This is Dr. Emily Schoerning with AR, and we’ve got your 2050 climate forecast for the Midwest. Now, if you’re in the Midwest, I have good news for you. And if you’re not in the Midwest, you might want to listen up to this one, because this region has some pretty manageable risks.
As we come up on our known forecast, looking at America 2050, the Midwest is still super habitable. Let’s take a step back. The Midwest. Flyover country. Why don’t people want to live here, anyway? Let me tell you. Because it’s nasty here. We have every kind of bad weather, we have gigantic floods like, all the time, we have tornados, and you have to shovel snow, and there are a shitload of bugs. And what’s great about 2050? We’re gonna keep having all that! The snow AND the bugs! The bottom line is, a lot of things here are gonna do their best to kinda stay the same. We’re looking at changes. We’re looking at challenges. But in the Midwest, the challenges we’re facing are not catastrophic. If we face them head on, those challenges we’re looking at are what a person might call opportunities.
In the Midwest, we’ve been having a lot more of those extreme storms. Drop like 2 inches of rain on you in an hour, coming in sideways, wasn’t even forecast that afternoon, those kind of storms. I’m afraid I gotta tell you, by 2050 those are going to be worse and that’s pretty much what you’re gonna see for rain. So we’ve got two problems to face there: improving drainage infrastructure, and preserving water to put on your plants from when it’s been a couple of weeks from your last storm.

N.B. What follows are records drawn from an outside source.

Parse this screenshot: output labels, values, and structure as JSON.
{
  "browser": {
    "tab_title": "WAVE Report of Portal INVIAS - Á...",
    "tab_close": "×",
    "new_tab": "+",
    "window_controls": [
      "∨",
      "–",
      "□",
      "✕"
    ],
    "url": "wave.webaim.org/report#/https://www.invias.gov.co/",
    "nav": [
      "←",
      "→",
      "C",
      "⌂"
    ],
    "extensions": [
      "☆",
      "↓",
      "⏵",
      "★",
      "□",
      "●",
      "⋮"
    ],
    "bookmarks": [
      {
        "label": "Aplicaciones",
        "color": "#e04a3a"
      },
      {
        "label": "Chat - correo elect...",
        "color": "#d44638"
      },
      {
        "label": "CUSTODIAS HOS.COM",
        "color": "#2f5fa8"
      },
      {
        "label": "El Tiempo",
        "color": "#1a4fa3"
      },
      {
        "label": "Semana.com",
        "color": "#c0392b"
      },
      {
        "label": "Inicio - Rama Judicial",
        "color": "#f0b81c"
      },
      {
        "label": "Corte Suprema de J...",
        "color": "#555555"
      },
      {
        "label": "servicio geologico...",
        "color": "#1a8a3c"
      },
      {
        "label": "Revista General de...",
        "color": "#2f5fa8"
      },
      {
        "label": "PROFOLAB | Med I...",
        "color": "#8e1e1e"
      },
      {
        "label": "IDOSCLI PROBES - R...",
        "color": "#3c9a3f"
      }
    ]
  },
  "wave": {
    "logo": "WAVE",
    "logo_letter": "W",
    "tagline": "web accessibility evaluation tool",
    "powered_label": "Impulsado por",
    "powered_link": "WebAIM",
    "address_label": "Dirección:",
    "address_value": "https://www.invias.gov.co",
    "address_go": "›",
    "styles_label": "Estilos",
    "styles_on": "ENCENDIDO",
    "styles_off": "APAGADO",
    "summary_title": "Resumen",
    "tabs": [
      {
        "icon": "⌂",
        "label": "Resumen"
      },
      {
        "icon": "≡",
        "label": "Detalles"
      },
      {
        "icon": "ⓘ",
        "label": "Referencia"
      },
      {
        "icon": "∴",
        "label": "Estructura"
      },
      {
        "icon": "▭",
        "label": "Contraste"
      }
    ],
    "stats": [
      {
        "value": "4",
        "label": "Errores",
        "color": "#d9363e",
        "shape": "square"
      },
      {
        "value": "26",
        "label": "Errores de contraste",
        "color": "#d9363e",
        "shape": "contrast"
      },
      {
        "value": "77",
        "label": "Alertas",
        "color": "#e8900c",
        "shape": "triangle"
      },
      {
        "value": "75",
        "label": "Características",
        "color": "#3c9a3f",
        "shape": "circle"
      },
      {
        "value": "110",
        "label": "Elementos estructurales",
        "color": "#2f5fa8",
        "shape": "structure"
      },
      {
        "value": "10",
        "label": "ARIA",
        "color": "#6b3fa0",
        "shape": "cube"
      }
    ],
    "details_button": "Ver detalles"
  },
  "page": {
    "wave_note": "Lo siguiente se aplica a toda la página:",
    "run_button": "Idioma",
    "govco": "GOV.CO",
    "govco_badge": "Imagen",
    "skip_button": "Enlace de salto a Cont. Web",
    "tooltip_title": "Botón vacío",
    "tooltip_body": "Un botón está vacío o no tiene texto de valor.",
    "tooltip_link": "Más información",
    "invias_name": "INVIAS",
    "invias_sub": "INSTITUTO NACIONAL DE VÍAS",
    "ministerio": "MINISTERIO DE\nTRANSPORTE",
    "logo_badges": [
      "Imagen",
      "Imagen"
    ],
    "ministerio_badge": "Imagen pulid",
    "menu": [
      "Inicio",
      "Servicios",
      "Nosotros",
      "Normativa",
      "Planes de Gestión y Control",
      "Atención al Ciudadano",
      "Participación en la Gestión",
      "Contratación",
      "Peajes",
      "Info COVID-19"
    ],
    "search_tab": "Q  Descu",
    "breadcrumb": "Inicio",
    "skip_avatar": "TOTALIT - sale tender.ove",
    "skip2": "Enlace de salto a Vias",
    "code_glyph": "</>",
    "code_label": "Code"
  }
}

Those of you who live in relationship with the land, I bet you are listening to me thinking that I am missing one big point when I talk about these rains. And I promise I am gonna get there. It’s what these rains do to our soil. You are going to lose all the chemicals you’ve applied, they’re going to go right down the watershed, you are going to lose a lot of work you put in, and you are going to lose soil. And folks, we are using up our soil. That soil in the Midwest is our most precious resource, and the fate of our region- the fate of all those people we feed- is going to rest on what we do to preserve, defend, and rebuild our soil.
Current projections, the government thinks we’re going to get knocked back to 1980’s productivity levels in agriculture. In the Midwest- and us and our friends in the Northern Plaines, our agricultural output is going to be even more important than it was before- you might remember or have heard tell that our corn outputs were already remarkable in the 1980s. A typical farmer might be feeding a hundred and twenty people in the 1980s. That means that the Midwest has the potential to keep feeding America. And I have faith in our farmers’ abilities to keep trying new things, finding out what works. We have a tolerable productivity forecast here, and if we dig into that, if we make sure to save the soil, we can do a lot of good here.
Folks in cities and towns, you might wanna know, what should you do to prepare? Like I said earlier, focus on those water problems. And especially in developed areas, it is gonna get hotter in the summers, so you are going to want to think about cooling. You wanna know how hot it’s going to get, you should check out or request a local forecast, there’s a lot of variability in the region. Some of us, the heat we’re looking at is pretty serious, and it’s going to be that humid heat that can be a real health problem. Access to cooling is going to be important not just for keeping people healthy, but your larger animals, too.
And cooling, it’s worth saying, cooling is not just about air conditioning. You can help cool your land, help cool your whole community, and capture carbon, by planting more trees. You want trees in 2100? We gotta plant those trees today. I read some info from the USDA, from the forestry division, indicates the Midwest could lose 40% of our tree cover by 2050 if we don’t plant new types of trees. You have a little yard? You need to find some heat-tolerant, water-stress tolerant trees, and you need to plant them. Those are gonna be the trees two generations down. Those kids, they are gonna need different trees than you have growing in your yard right now. And if we don’t plant those trees now, there won’t be enough trees to shade those kids. We can act now. We can give them cover. Keep this a nice place to live.
So let’s take a second to wrap this up. Midwest climate forecast: 2050. It’s gonna be a fair amount warmer in the winter, but still freeze in most of the region. It’s gonna be a bit warmer in the summer, but not, like, scary-hot. The big thing to think about: water. Extreme storms, and the infrastructure to handle them. And our soil. We gotta love our soil. We gotta protect it. And we gotta defend it.
This is Dr. Schoerning with AR, signing out. Please help get the message out there. There is hope. We can prepare for what’s coming. Let’s get ready.